Citation: Tian Z, Chen C, Fan Y, Ou X, Wang J, Ma X and Xu J (2019) Glioblastoma and Anaplastic Astrocytoma: Differentiation Using MRI Texture Analysis. Front. Oncol. 9:876. doi: 10.3389/fonc.2019.00876

Received: 19 June 2019; Accepted: 23 August 2019;
Published: 06 September 2019.

Edited by:

Sebastian Cerdan, Spanish National Research Council (CSIC), Spain

Reviewed by:

Ana Paula Candiota, Centre for Biomedical Network Research (CIBER), Spain
Xudong Shen, Guizhou Medical University (GMU), China

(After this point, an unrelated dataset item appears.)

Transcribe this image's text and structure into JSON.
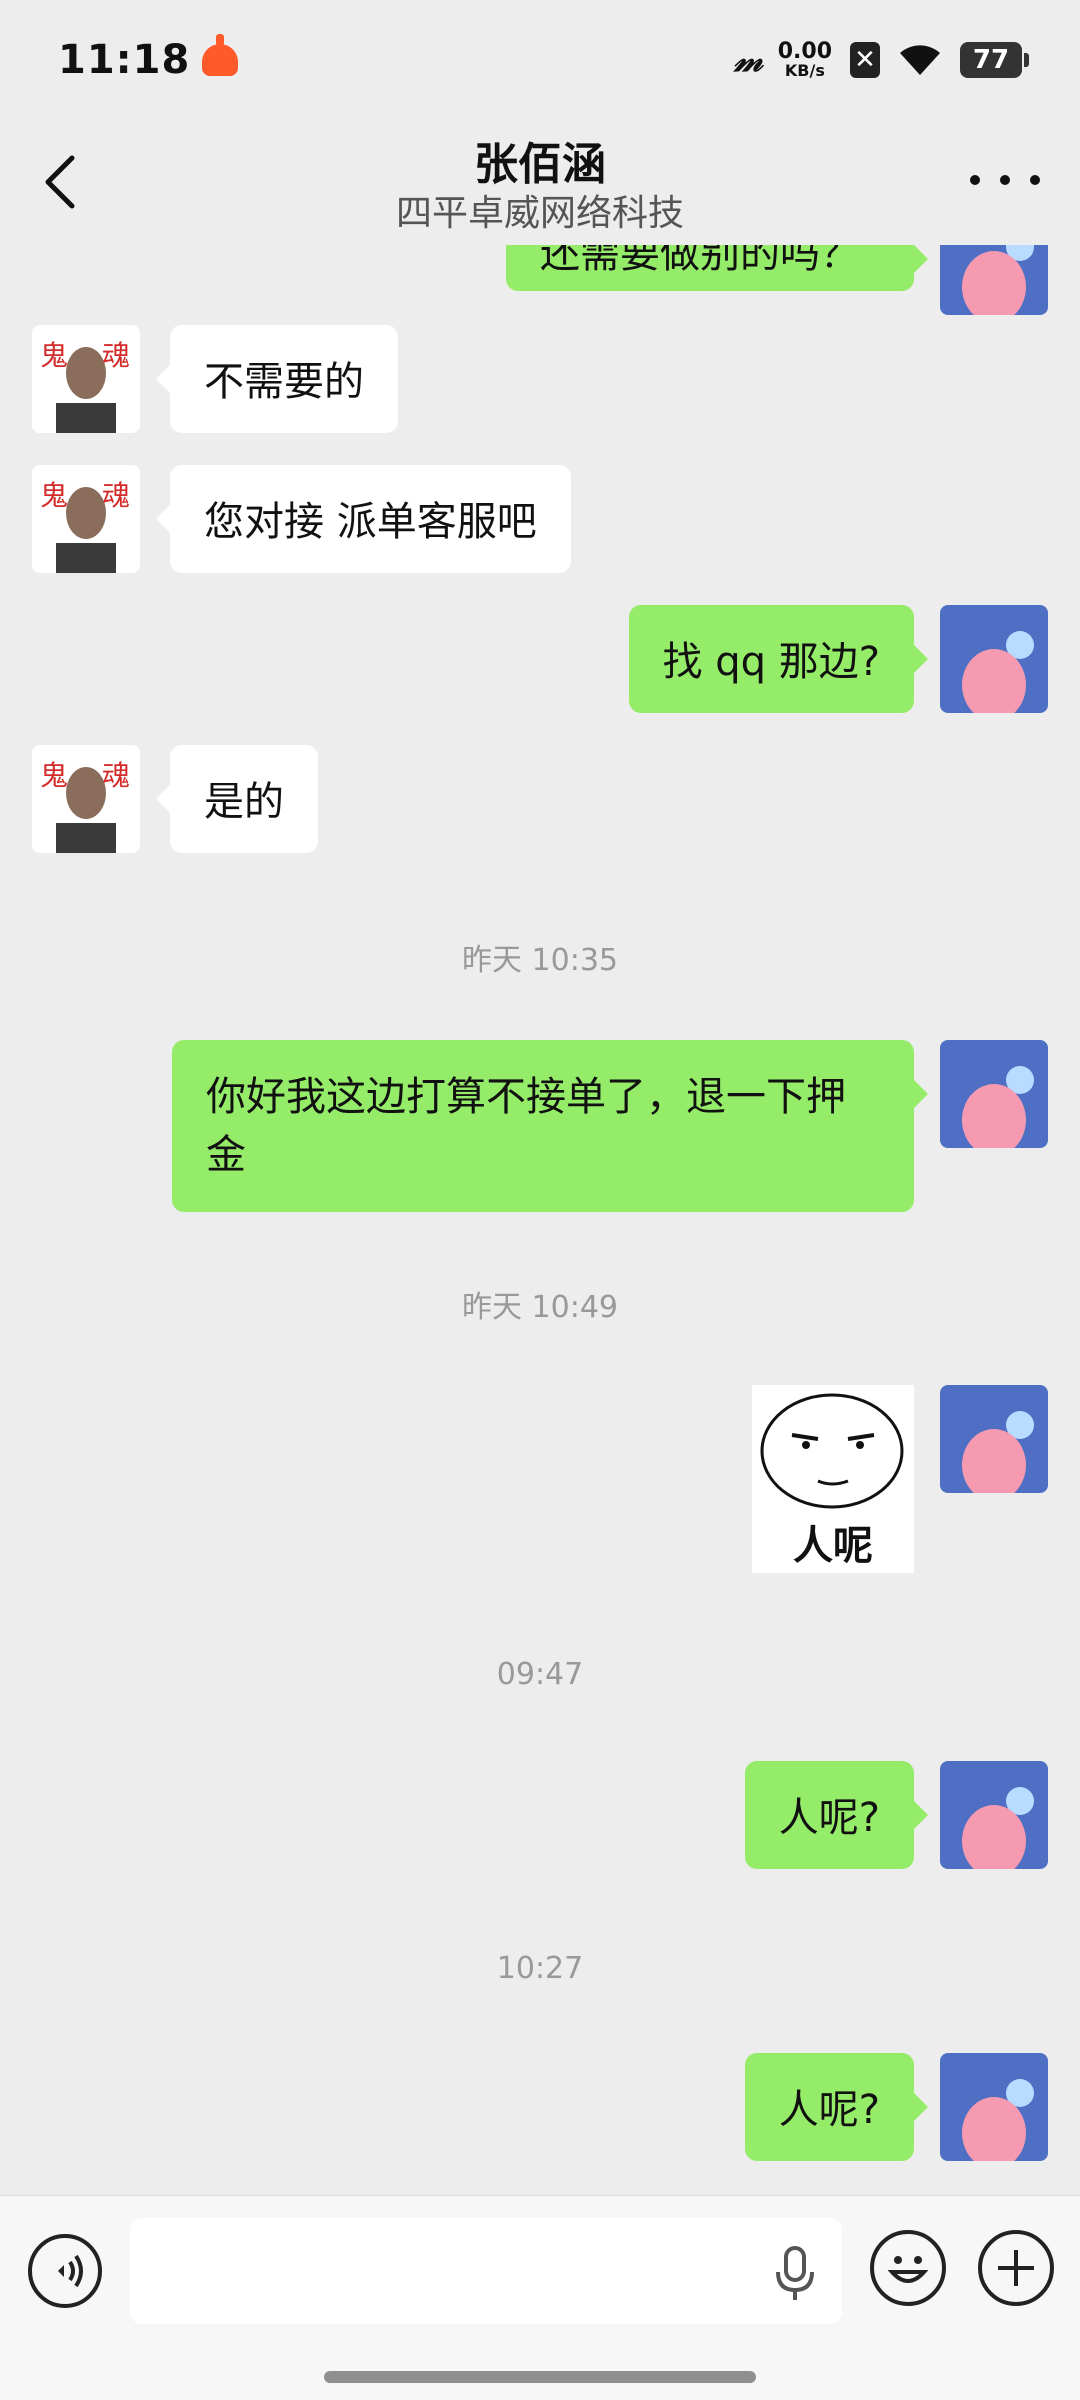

Copyright © 2019 Tian, Chen, Fan, Ou, Wang, Ma and Xu. This is an open-access article distributed under the terms of the Creative Commons Attribution License (CC BY). The use, distribution or reproduction in other forums is permitted, provided the original author(s) and the copyright owner(s) are credited and that the original publication in this journal is cited, in accordance with accepted academic practice. No use, distribution or reproduction is permitted which does not comply with these terms.

*Correspondence: Xuelei Ma, drmaxuelei@gmail.com; Jianguo Xu, drjianguoxu@gmail.com

These authors have contributed equally to this work